Leading Service Integration and Management (SIAM) thought leaders, Simon Dorst and Michelle Major-Goldsmith, share their insights on how to get started with SIAM Archetypes. They spoke on this topic at this year’s ServiceNorth conference. They both have been named itSMF Australia’s Service Management Champion of the year, in 2018 and 2017 respectively, and Simon was recently awarded the Services Management Lifetime Contribution achievement at the itSMF Australian Service Awards 2022.
Service Integration and Management, or SIAM, can enable significant business benefits for complex, multi-provider service environments. Like any best practice, SIAM is ‘common sense, written down’, but common sense isn’t common and sometimes it is hard to know where to start and what to do.
The SIAM Bodies of Knowledge explain the full theory to go from ‘zero to hero’ with SIAM. Whilst this is necessary to provide a global practice, pragmatically most organisations don’t start at zero. But more importantly, they don’t necessarily want to be a hero either, or at least not in the short term: They just want to get started somewhere.

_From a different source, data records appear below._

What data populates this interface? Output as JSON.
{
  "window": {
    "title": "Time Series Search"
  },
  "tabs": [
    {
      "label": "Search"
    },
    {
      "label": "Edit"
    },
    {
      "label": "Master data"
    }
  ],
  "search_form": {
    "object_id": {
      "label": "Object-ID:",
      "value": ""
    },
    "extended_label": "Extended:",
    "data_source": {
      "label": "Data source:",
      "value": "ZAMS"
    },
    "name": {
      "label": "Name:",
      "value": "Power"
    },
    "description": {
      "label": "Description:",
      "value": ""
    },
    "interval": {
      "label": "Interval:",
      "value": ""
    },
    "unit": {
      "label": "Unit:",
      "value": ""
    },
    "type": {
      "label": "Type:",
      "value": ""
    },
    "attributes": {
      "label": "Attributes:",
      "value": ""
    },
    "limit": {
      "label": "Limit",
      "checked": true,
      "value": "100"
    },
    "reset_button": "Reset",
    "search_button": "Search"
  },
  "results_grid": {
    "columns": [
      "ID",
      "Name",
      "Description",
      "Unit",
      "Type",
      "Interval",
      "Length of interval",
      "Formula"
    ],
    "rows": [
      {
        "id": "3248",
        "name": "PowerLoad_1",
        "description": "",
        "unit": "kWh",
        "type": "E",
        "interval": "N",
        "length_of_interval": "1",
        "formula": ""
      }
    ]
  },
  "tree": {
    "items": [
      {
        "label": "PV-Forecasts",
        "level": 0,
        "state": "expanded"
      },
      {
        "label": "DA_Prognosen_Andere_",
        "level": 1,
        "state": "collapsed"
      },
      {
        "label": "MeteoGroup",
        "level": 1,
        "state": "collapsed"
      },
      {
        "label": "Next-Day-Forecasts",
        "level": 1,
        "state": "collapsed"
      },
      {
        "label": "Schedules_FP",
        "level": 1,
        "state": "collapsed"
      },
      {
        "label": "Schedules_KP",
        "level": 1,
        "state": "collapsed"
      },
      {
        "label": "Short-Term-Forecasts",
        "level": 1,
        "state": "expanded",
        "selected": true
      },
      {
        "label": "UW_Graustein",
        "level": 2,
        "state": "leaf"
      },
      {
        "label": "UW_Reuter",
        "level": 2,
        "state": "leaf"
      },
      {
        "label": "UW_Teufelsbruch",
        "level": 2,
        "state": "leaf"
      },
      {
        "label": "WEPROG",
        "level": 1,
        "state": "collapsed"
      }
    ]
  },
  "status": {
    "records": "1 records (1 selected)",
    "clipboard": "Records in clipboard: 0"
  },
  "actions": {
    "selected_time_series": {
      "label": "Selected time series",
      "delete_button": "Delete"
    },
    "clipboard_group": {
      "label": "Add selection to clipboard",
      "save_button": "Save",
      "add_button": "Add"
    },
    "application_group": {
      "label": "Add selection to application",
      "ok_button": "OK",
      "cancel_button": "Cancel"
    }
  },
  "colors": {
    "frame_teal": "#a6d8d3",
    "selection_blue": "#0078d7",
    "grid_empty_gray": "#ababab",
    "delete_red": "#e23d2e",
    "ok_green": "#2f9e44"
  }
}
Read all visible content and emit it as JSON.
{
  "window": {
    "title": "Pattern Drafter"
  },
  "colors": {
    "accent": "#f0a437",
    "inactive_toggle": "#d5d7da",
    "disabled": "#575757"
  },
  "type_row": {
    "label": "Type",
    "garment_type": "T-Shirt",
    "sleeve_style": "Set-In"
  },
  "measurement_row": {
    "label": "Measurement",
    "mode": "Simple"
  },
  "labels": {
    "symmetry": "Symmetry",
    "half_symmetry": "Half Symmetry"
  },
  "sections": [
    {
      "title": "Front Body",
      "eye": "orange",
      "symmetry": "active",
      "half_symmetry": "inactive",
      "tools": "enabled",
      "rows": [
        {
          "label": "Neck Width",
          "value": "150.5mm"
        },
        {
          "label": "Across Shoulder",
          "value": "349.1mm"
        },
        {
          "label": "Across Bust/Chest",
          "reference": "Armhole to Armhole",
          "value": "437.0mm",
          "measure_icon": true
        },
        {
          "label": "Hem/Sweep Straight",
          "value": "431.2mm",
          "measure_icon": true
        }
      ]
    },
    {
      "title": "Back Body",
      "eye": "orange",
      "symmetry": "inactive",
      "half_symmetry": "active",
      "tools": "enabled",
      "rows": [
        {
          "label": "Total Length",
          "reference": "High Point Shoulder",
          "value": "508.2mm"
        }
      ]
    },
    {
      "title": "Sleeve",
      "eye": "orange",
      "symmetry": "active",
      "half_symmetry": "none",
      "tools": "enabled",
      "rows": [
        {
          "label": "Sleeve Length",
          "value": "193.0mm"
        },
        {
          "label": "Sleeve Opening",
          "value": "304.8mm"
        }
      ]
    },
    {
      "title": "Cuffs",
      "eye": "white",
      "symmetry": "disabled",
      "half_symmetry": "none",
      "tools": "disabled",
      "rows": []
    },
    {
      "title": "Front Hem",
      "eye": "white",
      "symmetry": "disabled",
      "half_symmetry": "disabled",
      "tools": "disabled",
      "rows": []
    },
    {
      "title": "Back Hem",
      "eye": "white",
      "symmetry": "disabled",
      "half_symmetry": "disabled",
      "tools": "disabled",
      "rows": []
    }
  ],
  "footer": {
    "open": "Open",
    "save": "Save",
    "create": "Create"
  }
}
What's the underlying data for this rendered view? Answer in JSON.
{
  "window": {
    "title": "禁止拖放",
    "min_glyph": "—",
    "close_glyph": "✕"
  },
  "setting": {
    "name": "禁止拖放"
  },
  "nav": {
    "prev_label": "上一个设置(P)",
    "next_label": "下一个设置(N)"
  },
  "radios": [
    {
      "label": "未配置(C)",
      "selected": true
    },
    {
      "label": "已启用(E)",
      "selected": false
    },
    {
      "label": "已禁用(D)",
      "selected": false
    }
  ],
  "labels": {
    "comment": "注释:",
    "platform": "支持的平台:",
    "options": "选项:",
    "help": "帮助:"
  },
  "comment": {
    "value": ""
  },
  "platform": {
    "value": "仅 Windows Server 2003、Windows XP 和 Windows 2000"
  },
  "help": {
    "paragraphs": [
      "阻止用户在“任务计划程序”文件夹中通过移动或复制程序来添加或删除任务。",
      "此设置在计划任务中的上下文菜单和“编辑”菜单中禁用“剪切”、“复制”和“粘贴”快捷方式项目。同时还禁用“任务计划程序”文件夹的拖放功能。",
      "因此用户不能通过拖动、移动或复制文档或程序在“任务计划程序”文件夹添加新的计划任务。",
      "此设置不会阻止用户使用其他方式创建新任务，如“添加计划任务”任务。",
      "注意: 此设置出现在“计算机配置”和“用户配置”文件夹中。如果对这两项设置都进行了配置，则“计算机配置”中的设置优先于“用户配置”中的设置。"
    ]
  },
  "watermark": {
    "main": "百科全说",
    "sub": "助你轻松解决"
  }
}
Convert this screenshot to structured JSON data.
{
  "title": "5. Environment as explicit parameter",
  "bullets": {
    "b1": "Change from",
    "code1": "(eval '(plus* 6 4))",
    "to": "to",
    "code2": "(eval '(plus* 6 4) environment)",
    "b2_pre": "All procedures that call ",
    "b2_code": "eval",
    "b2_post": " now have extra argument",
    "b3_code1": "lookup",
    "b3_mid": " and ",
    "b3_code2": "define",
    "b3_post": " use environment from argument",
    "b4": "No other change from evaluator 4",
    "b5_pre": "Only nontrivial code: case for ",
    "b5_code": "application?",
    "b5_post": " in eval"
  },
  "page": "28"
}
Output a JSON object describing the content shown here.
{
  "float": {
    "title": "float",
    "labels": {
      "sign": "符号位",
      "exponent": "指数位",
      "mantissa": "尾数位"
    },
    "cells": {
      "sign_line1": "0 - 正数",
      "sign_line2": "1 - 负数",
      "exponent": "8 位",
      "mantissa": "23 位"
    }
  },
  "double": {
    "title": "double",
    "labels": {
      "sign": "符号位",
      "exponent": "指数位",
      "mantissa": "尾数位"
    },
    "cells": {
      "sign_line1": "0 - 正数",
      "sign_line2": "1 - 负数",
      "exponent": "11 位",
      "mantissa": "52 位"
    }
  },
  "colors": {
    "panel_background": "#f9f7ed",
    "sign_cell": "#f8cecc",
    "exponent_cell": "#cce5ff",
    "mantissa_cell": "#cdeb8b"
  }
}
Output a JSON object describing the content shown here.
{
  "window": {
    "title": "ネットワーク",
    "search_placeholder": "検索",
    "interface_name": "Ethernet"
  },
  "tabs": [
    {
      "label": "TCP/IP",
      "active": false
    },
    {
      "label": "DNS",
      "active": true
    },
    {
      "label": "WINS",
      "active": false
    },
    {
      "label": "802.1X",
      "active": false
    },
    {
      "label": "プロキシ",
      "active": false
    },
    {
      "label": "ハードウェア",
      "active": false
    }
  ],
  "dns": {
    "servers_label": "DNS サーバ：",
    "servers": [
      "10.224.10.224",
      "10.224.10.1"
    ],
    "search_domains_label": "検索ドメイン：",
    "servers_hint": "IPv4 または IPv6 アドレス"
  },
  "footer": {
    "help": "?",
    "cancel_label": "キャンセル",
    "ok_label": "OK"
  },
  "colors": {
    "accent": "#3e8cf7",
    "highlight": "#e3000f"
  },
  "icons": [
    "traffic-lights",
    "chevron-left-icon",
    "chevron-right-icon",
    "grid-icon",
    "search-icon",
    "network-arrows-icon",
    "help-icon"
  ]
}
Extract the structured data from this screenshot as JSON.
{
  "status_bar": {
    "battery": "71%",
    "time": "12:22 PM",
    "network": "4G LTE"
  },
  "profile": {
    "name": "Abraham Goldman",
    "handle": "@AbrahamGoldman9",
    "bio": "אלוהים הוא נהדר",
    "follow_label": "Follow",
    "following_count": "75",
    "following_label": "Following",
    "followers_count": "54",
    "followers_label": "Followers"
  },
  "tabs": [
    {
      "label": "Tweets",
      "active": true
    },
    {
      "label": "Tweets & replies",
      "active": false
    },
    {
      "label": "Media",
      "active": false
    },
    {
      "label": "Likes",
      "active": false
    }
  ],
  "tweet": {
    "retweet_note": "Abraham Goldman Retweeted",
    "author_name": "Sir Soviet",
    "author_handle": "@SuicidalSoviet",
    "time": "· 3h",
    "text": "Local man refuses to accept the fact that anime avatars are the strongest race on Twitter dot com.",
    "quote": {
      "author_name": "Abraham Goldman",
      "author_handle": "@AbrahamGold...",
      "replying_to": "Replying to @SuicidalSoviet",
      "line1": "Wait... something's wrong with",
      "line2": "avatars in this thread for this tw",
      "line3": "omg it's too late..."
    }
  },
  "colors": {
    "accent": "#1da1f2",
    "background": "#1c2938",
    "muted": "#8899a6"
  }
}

According to Oxford Languages, an Archetype is ‘a very typical example of a certain person or thing’. The Kinetic IT Archetypes for SIAM can be considered streamlined versions of the best practice. They explain how an organisation can direct its focus and effort on only those elements of SIAM that are most relevant for them and thus simplify a SIAM implementation or improvement.
RELATED CONTENT: Download our whitepaper about SIAM Archetypes [PDF 1.5MB]
Using SIAM Archetypes in implementation or improvement phases
A starting point for the Archetypes is the recognition that different organisations have different reasons to consider SIAM. These are explained in the Foundation Body of Knowledge as SIAM drivers, and these relate to specific, intended benefits defined in a business case for SIAM:
- Improved service quality
- Optimised costs and increased value
- Improved governance and control
- Improved flexibility and pace
These drivers will largely determine which Archetype is most closely related to an organisation’s initial SIAM model and thus determine which part of our Kinetic IT SIAM Blueprint (or heatmap) to focus on. Each Archetype is identified by an animal with similar characteristics and focus, and our innovative ‘Archetype assessment’ helps you to determine whether you are a collaborative Dolphin, overseeing Owl, operationally busy Ant, or an adaptive Fox.
The next step would be to determine where on the journey you are and what is already in place. The SIAM Health Assessment can be helpful here. But if an organisation has already determined their Archetype, it can narrow the scope of this assessment (as they no longer have to look at all of SIAM but only at those elements most relevant to its Archetype).
The Archetypes and journey map assessment (and the definition of the next step) means that an organisation can focus on a limited, and thus more feasible number of SIAM assets, rather than the whole best practice. Once this is completed, the cycle can start again, focussing on the next step of the journey.
RELATED CONTENT: Global SIAM Survey: 9 surprising insights from the SIAM community
Kinetic IT SIAM Archetypes
The Kinetic IT SIAM Archetypes do not provide perfect, ready-to-use templates. Each organisation is different and will have different needs. What they are is a practical way to reduce the scope of SIAM and to narrow the focus of implementation or improvements. This will support increased speed and simplicity, and hopefully provide a SIAM model more aligned to the organisation.
So, this is NOT a silver bullet, but merely a practical tool to help an organisation achieve a suitable and working SIAM model, faster, more effectively, and better aligned to the organisation.
The Kinetic IT SIAM Archetypes whitepaper [PDF 1.5MB] is now available to download.
Want to know more? Contact us to learn how SIAM may suit your organisation or business.
About Simon Dorst
Simon Dorst is an IT professional with 30 years of international experience in IT service management. Originally from the Netherlands, Simon became ITIL-trained and certified in 1992, and has since spent most of his career educating and advising people and organisations throughout the Netherlands, Singapore and Australia of the benefits of service management and its application.
Simon’s current role is Manager, Service Management Services at Kinetic IT and is an accredited training provider and examination centre for ITIL and SIAM courses. Simon plays a key role in developing and delivering ITIL and SIAM training to internal Kinetic IT employees and external participants across Australia, and is also an ITIL, EXIN and BCS examiner.
Follow Simon Dorst on Twitter: @ITILZealot
About Michelle Major-Goldsmith
Michelle Major-Goldsmith has over 25 years industry experience and has worked in almost every continent across the globe. Originally from a social sciences background, Michelle crossed over into IT with a Master’s Degree in Computer Based Information Systems.
Michelle is currently engaged ostensibly in the consulting and training space, she is passionate about service management and all best and enabling practices.
Follow Michelle Major-Goldsmith on Twitter: @MMG9898